The Post missed the mark in its Oct. 5 editorial “Court shopping,” which advocated clear limits on the scope of the Alien Tort Statute (ATS). In Kiobel v. Royal Dutch Petroleum (Shell), the complaint is that Shell directly assisted the Nigerian military in torturing and killing innocent villagers. If true, the purpose of Shell’s misconduct was to gain economic advantage in its business. Shell argued that as a Dutch corporation, it should not have to answer in America for these alleged human-rights abuses.
Shell is wrong. The United States should enforce the universally accepted international law against torture. Shell is a multinational corporation that operates a billion-dollar business in America. If Shell has used torture to gain an advantage in its business, including its massive U.S. operations, we have a direct interest in holding Shell responsible for its conduct. A level playing field, free from torture as a tool for reducing costs, is an essential feature for the U.S. petroleum market. We also have an interest in providing justice to the Kiobel plaintiffs, who are lawful U.S. residents.
The United States also has an obvious interest in making universally recognized human rights protections effective. Our Founders enacted the ATS two centuries ago to affirm our commitment to the rule of international law among all the world’s nations. Indeed, in 1795, the U.S. attorney general specifically advised that the ATS open our courts to violations of international law in Africa. More than 200 hundred years later, in an interconnected global economy, our interest in upholding the statute and the remedies it affords is stronger than ever.
William R. Casto, Lubbock, Tex.
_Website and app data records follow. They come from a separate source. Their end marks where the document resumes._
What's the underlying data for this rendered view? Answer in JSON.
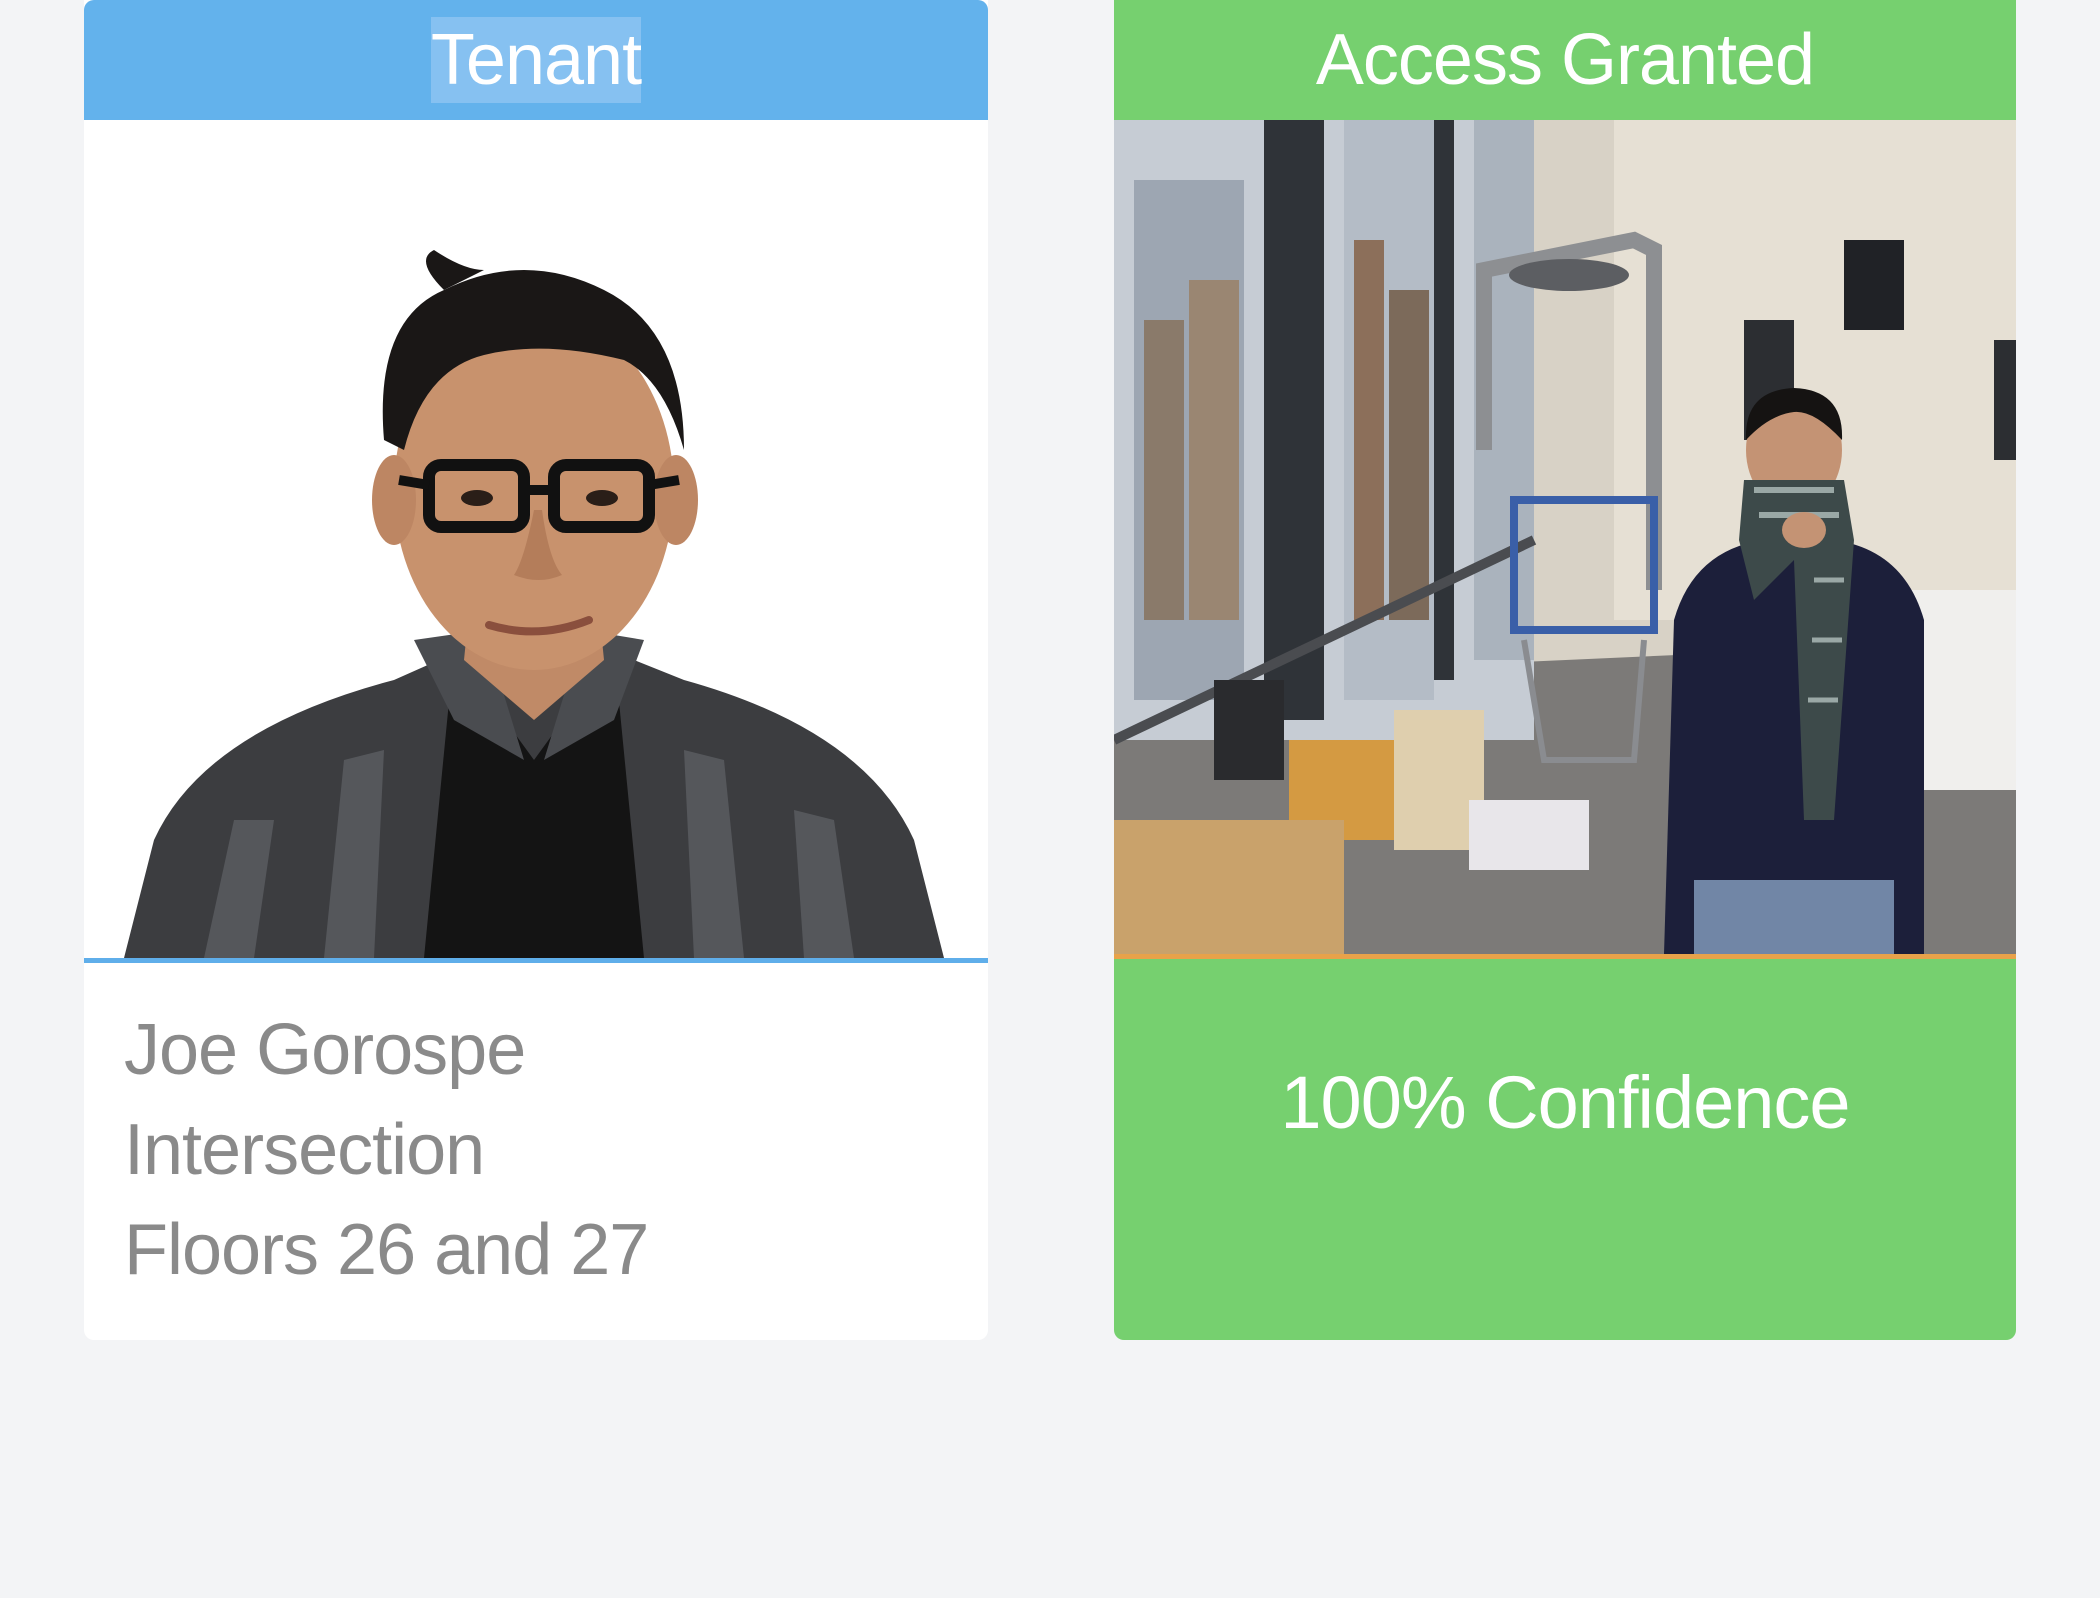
{
  "tenant_card": {
    "header": "Tenant",
    "name": "Joe Gorospe",
    "company": "Intersection",
    "floors": "Floors 26 and 27",
    "photo_icon": "person-portrait-icon"
  },
  "access_card": {
    "header": "Access Granted",
    "confidence": "100% Confidence",
    "camera_icon": "camera-feed-icon"
  },
  "colors": {
    "tenant_header": "#63b2ec",
    "access_green": "#76d06f",
    "camera_rule": "#e8a24a",
    "text_gray": "#8a8a8a",
    "background": "#f3f4f6"
  }
}
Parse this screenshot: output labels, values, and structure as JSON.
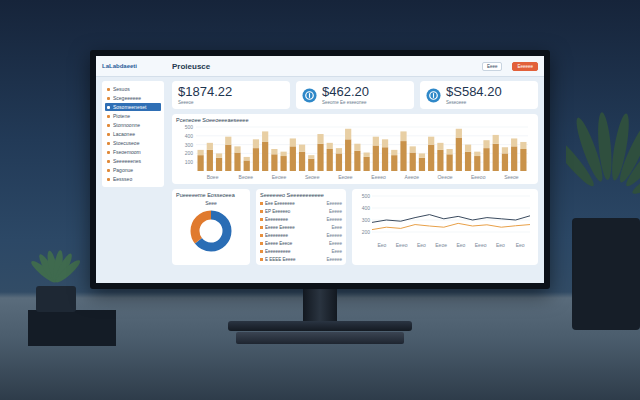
{
  "logo": "LaLabdaeeti",
  "page_title": "Proieusce",
  "header_buttons": [
    {
      "label": "Eeee",
      "kind": "plain"
    },
    {
      "label": "Eeeeee",
      "kind": "accent"
    }
  ],
  "sidebar": {
    "items": [
      {
        "label": "Sesuos",
        "selected": false
      },
      {
        "label": "Scegeeeeee",
        "selected": false
      },
      {
        "label": "Sosomeeneset",
        "selected": true
      },
      {
        "label": "Piotene",
        "selected": false
      },
      {
        "label": "Stonnoonne",
        "selected": false
      },
      {
        "label": "Lacaonee",
        "selected": false
      },
      {
        "label": "Stoecuseoe",
        "selected": false
      },
      {
        "label": "Fseoemoom",
        "selected": false
      },
      {
        "label": "Seeeeeenes",
        "selected": false
      },
      {
        "label": "Pagonue",
        "selected": false
      },
      {
        "label": "Eessseo",
        "selected": false
      }
    ]
  },
  "stats": [
    {
      "value": "$1874.22",
      "caption": "Seeeoe",
      "kind": "plain"
    },
    {
      "value": "$462.20",
      "caption": "Seeome Ee eseeonee",
      "kind": "icon"
    },
    {
      "value": "$S584.20",
      "caption": "Seseoeee",
      "kind": "icon"
    }
  ],
  "bar_chart": {
    "title": "Pceneoee Soeeoeeeaeseeee",
    "ticks": [
      "500",
      "400",
      "300",
      "200",
      "100"
    ],
    "x_labels": [
      "Boee",
      "Beoee",
      "Eeoee",
      "Seoee",
      "Eeoee",
      "Eeeeo",
      "Aeeoe",
      "Oeeoe",
      "Eeeoo",
      "Seeoe"
    ],
    "series": [
      {
        "name": "base",
        "color": "#c9924a",
        "values": [
          180,
          240,
          150,
          300,
          210,
          120,
          260,
          330,
          190,
          170,
          280,
          220,
          140,
          310,
          250,
          200,
          360,
          230,
          160,
          290,
          270,
          180,
          340,
          210,
          150,
          300,
          240,
          190,
          380,
          220,
          170,
          260,
          310,
          200,
          280,
          250
        ]
      },
      {
        "name": "top",
        "color": "#e8cfa4",
        "values": [
          60,
          80,
          50,
          90,
          70,
          40,
          100,
          120,
          60,
          50,
          90,
          80,
          40,
          110,
          70,
          60,
          120,
          80,
          50,
          100,
          90,
          60,
          110,
          70,
          50,
          90,
          80,
          60,
          100,
          80,
          50,
          90,
          100,
          70,
          90,
          80
        ]
      }
    ]
  },
  "donut": {
    "title": "Pueeeeeme Eosseoeea",
    "subtitle": "Seee",
    "segments": [
      {
        "value": 64,
        "color": "#2a6db5"
      },
      {
        "value": 36,
        "color": "#e07a2e"
      }
    ]
  },
  "table": {
    "title": "Seeeeeeo Seeeeeeeeeee",
    "rows": [
      {
        "name": "Eee Eeeeeeee",
        "value": "Eeeeee"
      },
      {
        "name": "EP Eeeeeeo",
        "value": "Eeeee"
      },
      {
        "name": "Eeeeeeeee",
        "value": "Eeeeee"
      },
      {
        "name": "Eeeee Eeeeee",
        "value": "Eeee"
      },
      {
        "name": "Eeeeeeeee",
        "value": "Eeeeee"
      },
      {
        "name": "Eeeee Eeeoe",
        "value": "Eeeee"
      },
      {
        "name": "Eeeeeeeeee",
        "value": "Eeee"
      },
      {
        "name": "E EEEE Eeeee",
        "value": "Eeeeee"
      }
    ]
  },
  "line_chart": {
    "ticks": [
      "500",
      "400",
      "300",
      "200"
    ],
    "x_labels": [
      "Eeo",
      "Eeeo",
      "Eeo",
      "Eeoe",
      "Eeo",
      "Eeeo",
      "Eeo",
      "Eeo"
    ],
    "series": [
      {
        "color": "#3a4a5e",
        "values": [
          280,
          300,
          290,
          320,
          345,
          310,
          330,
          300,
          320,
          310,
          300,
          335
        ]
      },
      {
        "color": "#e8a048",
        "values": [
          220,
          240,
          230,
          262,
          250,
          240,
          272,
          250,
          260,
          240,
          252,
          262
        ]
      }
    ]
  }
}
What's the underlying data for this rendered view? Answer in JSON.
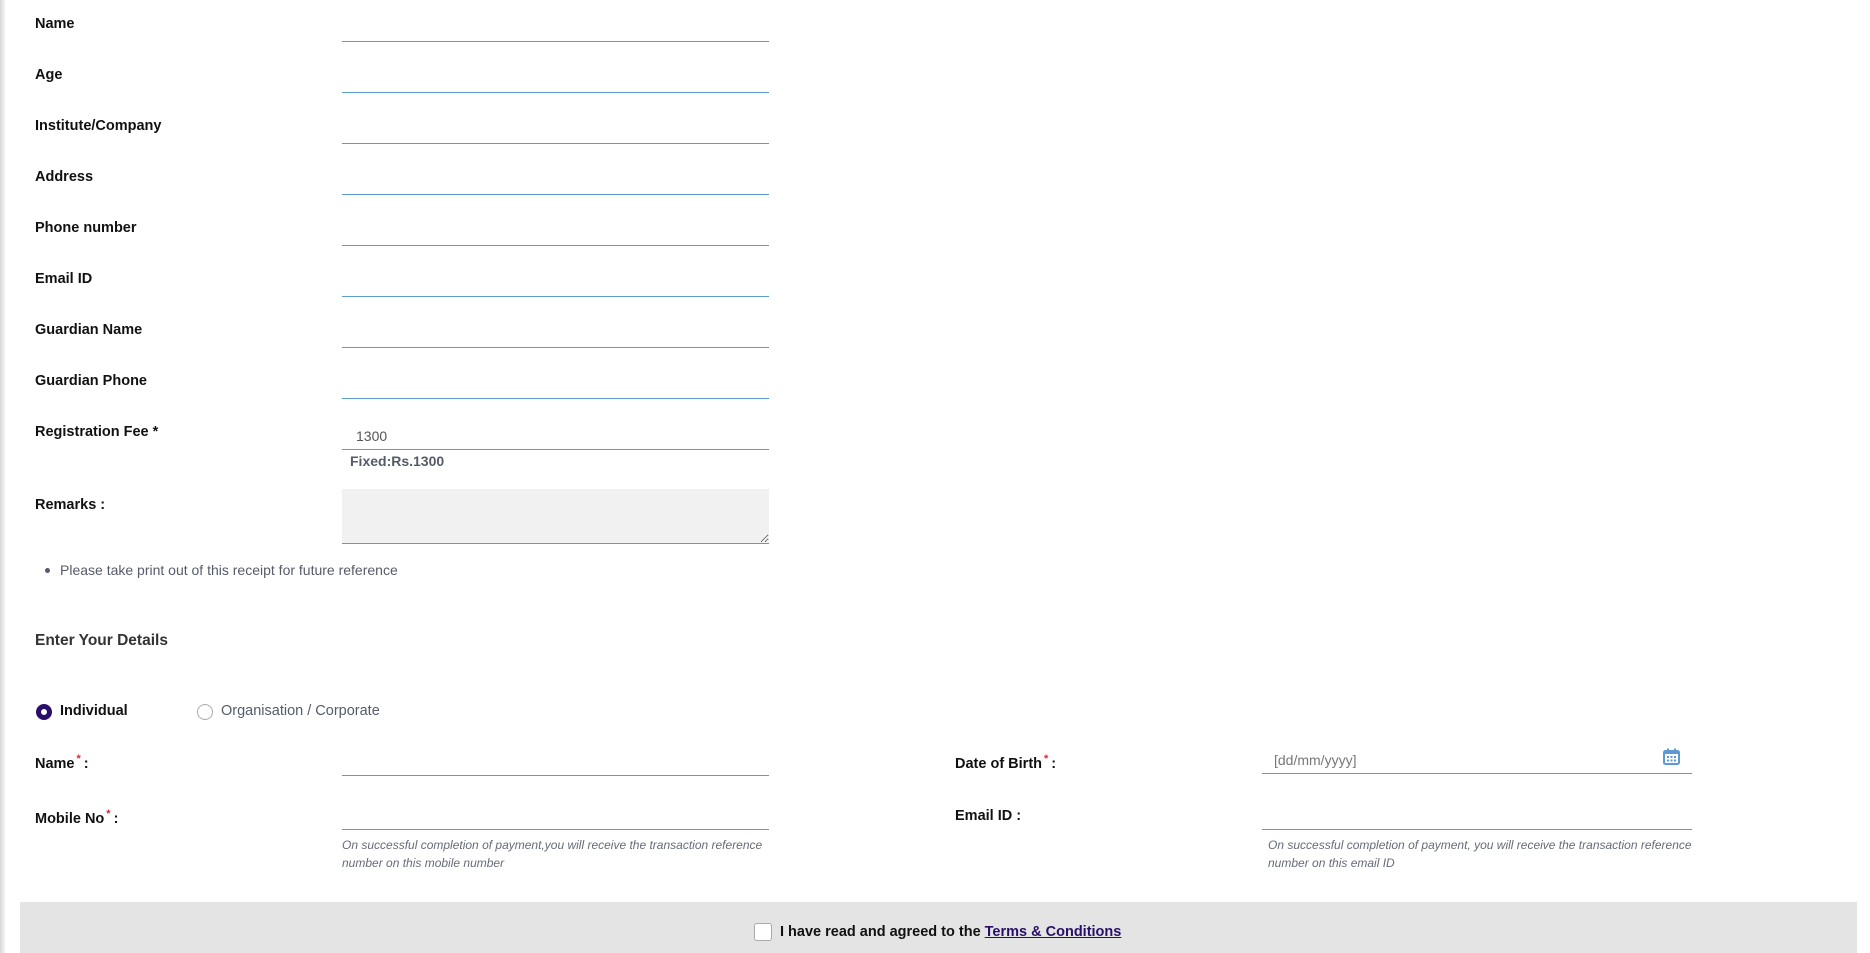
{
  "registration_fields": [
    {
      "label": "Name",
      "value": ""
    },
    {
      "label": "Age",
      "value": ""
    },
    {
      "label": "Institute/Company",
      "value": ""
    },
    {
      "label": "Address",
      "value": ""
    },
    {
      "label": "Phone number",
      "value": ""
    },
    {
      "label": "Email ID",
      "value": ""
    },
    {
      "label": "Guardian Name",
      "value": ""
    },
    {
      "label": "Guardian Phone",
      "value": ""
    },
    {
      "label": "Registration Fee *",
      "value": "1300"
    }
  ],
  "fee_note": "Fixed:Rs.1300",
  "remarks": {
    "label": "Remarks :",
    "value": ""
  },
  "notes": [
    "Please take print out of this receipt for future reference"
  ],
  "details": {
    "title": "Enter Your Details",
    "type_options": [
      {
        "label": "Individual",
        "selected": true
      },
      {
        "label": "Organisation / Corporate",
        "selected": false
      }
    ],
    "name_label": "Name",
    "mobile_label": "Mobile No",
    "dob_label": "Date of Birth",
    "email_label": "Email ID :",
    "colon": ":",
    "required_mark": "*",
    "dob_placeholder": "[dd/mm/yyyy]",
    "mobile_hint": "On successful completion of payment,you will receive the transaction reference number on this mobile number",
    "email_hint": "On successful completion of payment, you will receive the transaction reference number on this email ID"
  },
  "agreement": {
    "text": "I have read and agreed to the",
    "link": "Terms & Conditions",
    "checked": false
  },
  "colors": {
    "accent": "#5b9bd1",
    "brand": "#2a0f6a",
    "required": "#e0242f"
  }
}
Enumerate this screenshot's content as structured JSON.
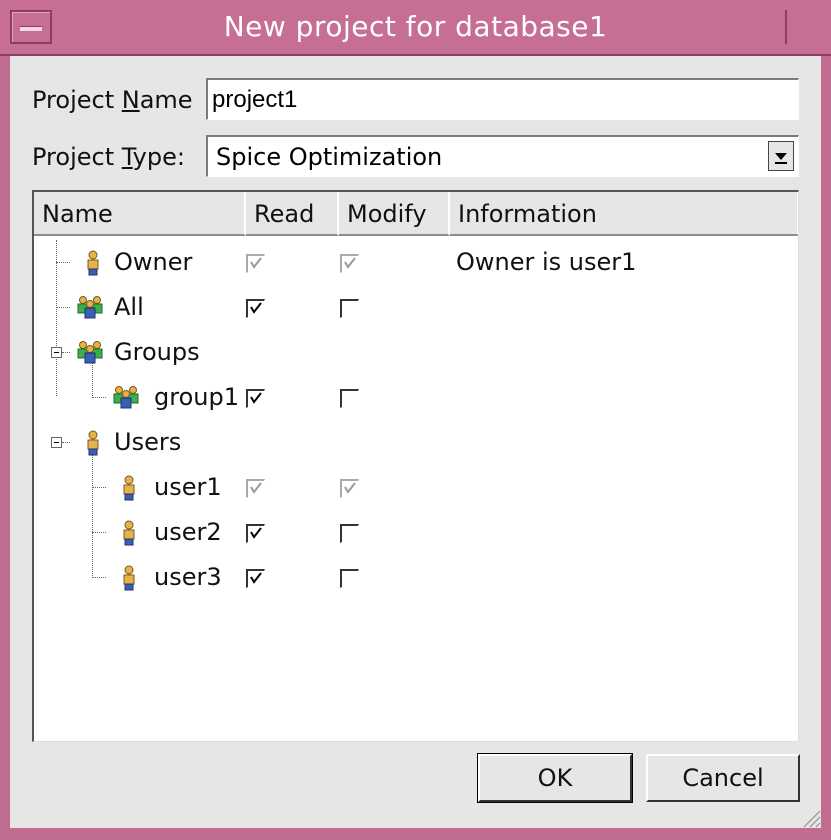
{
  "window": {
    "title": "New project for database1"
  },
  "form": {
    "name_label_pre": "Project ",
    "name_label_mnemonic": "N",
    "name_label_post": "ame",
    "name_value": "project1",
    "type_label_pre": "Project ",
    "type_label_mnemonic": "T",
    "type_label_post": "ype:",
    "type_value": "Spice Optimization"
  },
  "table": {
    "columns": [
      "Name",
      "Read",
      "Modify",
      "Information"
    ],
    "rows": [
      {
        "name": "Owner",
        "icon": "user-icon",
        "read": true,
        "read_enabled": false,
        "modify": true,
        "modify_enabled": false,
        "info": "Owner is user1"
      },
      {
        "name": "All",
        "icon": "group-icon",
        "read": true,
        "read_enabled": true,
        "modify": false,
        "modify_enabled": true,
        "info": ""
      },
      {
        "name": "Groups",
        "icon": "group-icon",
        "expanded": true
      },
      {
        "name": "group1",
        "icon": "group-icon",
        "read": true,
        "read_enabled": true,
        "modify": false,
        "modify_enabled": true,
        "info": ""
      },
      {
        "name": "Users",
        "icon": "user-icon",
        "expanded": true
      },
      {
        "name": "user1",
        "icon": "user-icon",
        "read": true,
        "read_enabled": false,
        "modify": true,
        "modify_enabled": false,
        "info": ""
      },
      {
        "name": "user2",
        "icon": "user-icon",
        "read": true,
        "read_enabled": true,
        "modify": false,
        "modify_enabled": true,
        "info": ""
      },
      {
        "name": "user3",
        "icon": "user-icon",
        "read": true,
        "read_enabled": true,
        "modify": false,
        "modify_enabled": true,
        "info": ""
      }
    ]
  },
  "buttons": {
    "ok": "OK",
    "cancel": "Cancel"
  }
}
Anne-Marie Slaughter, Princeton, N.J.
The writers have co-authored amicus briefs in favor of the plaintiffs in the Kiobel case.